Two months ago, it seemed everyone in the District was passing the doors of Engine Company No. 8 in Southeast Washington -- from TV crews to Mayor Marion Barry to curious residents -- wanting to see a controversial sign that had the fire department logo emblazoned with a hog's head.
Things have quieted down since then, but the firefighters hope they will not remain quiet for long. On March 17, the sign, a tribute to the Washington Redskins during the pro football playoffs, will be raffled off, with proceeds going to charity. The firehouse is alive with a postseason burst of Redskins fever.
The 4-by-7-foot red and yellow sign, hung to show pride that the firehouse is first to respond to any emergencies at RFK Stadium, became a cause celebre when fire department officials ordered it removed from the front of the firehouse the day of the Redskins' loss to Chicago in the NFC semifinal playoff game.
It was ordered rehung after Barry, calling himself "chief booster of the Redskins," visited the station and told firefighters he would try to arrange for its continued display.

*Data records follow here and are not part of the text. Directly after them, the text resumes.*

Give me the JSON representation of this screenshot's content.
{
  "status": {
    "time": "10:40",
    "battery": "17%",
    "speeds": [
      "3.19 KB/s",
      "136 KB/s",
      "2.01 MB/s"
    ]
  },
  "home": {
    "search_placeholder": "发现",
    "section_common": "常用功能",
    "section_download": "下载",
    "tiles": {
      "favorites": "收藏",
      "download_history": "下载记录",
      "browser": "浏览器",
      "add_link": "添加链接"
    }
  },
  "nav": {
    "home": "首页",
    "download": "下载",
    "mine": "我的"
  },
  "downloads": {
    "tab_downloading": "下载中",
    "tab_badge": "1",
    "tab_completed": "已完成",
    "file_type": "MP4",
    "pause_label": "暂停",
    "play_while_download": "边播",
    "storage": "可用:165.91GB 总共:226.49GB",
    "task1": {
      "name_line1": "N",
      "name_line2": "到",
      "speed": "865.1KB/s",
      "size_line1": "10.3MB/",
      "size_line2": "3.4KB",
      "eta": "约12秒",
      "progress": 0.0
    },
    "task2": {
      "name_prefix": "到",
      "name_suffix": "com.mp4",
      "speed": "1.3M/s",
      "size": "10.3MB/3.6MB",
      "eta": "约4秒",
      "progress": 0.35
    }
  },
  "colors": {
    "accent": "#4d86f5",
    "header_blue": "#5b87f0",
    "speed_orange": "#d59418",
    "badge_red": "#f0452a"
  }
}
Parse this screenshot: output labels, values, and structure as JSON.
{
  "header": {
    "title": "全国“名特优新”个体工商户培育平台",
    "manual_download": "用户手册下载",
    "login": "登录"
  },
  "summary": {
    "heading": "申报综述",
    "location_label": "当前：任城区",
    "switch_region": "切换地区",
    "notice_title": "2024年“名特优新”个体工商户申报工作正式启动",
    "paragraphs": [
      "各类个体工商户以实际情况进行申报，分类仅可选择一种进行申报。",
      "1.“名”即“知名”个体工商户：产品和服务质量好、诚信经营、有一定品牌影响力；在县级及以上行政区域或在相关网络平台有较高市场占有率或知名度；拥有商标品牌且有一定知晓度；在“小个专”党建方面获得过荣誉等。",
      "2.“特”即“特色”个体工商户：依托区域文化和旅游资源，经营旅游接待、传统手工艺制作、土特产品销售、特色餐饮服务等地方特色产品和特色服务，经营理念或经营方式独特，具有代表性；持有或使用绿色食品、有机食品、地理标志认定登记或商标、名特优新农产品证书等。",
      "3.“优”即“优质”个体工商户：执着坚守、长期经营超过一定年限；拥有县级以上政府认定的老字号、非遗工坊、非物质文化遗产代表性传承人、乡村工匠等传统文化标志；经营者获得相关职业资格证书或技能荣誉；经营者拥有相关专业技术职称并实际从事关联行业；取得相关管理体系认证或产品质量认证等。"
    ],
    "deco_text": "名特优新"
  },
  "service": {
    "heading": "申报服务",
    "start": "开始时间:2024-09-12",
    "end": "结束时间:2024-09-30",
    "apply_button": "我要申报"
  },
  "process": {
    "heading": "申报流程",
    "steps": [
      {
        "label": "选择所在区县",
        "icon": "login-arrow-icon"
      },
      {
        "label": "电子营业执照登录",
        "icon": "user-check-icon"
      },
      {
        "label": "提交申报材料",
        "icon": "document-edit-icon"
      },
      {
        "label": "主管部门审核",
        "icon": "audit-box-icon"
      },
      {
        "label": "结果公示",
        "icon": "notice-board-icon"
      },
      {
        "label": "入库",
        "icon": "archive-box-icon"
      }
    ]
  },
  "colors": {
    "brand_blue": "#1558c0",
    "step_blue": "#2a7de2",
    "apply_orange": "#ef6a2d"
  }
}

After the Super Bowl, the sign was banished once more, and today it sits in the Redskins' locker room, where players are autographing it before it is raffled.
Firefighters at Engine 8 have printed 50,000 raffle tickets that are available at local fire stations for $1 a piece in preparation for the St. Patrick's Day drawing at their station, 1520 C St. SE.
The raffle is "a concerted effort by firefighters to help our community," said Capt. Clifton Dowey, who also noted that many county fire departments have purchased blocks of tickets to sell.
Dowey said proceeds will be donated to the Burn Center at Washington Hospital Center, which treats about 300 burn patients a year.
Dr. Marion H. Jordan, director of the Burn Center, said he was "tickled to death that the firefighters would think of us." He said the money will be used to fund continuing research projects in such areas as antibiotic therapy and pain control using nonnarcotic medication.
The Hogettes, a group of male Redskins fans who, wearing dresses and baseball caps to which pigs' snouts and ears are attached, help raise money for charities, will be on hand for the 2 p.m. drawing. They have helped line up other prizes from Budweiser, Pepsi and the Stadium Sports Store in Wheaton, according to "Grandpaw Hogette" Ralph J. Campbell.
He said the Redskins will present an autographed football to the local firehouse that sells the most raffle tickets.
In addition to being available at firehouses, tickets can be purchased by sending a self-addressed stamped envelope and a check or money order, payable to the Washington Burn Unit Benefit, to P.O. Box 3195, Landover Hills, Md. 20784.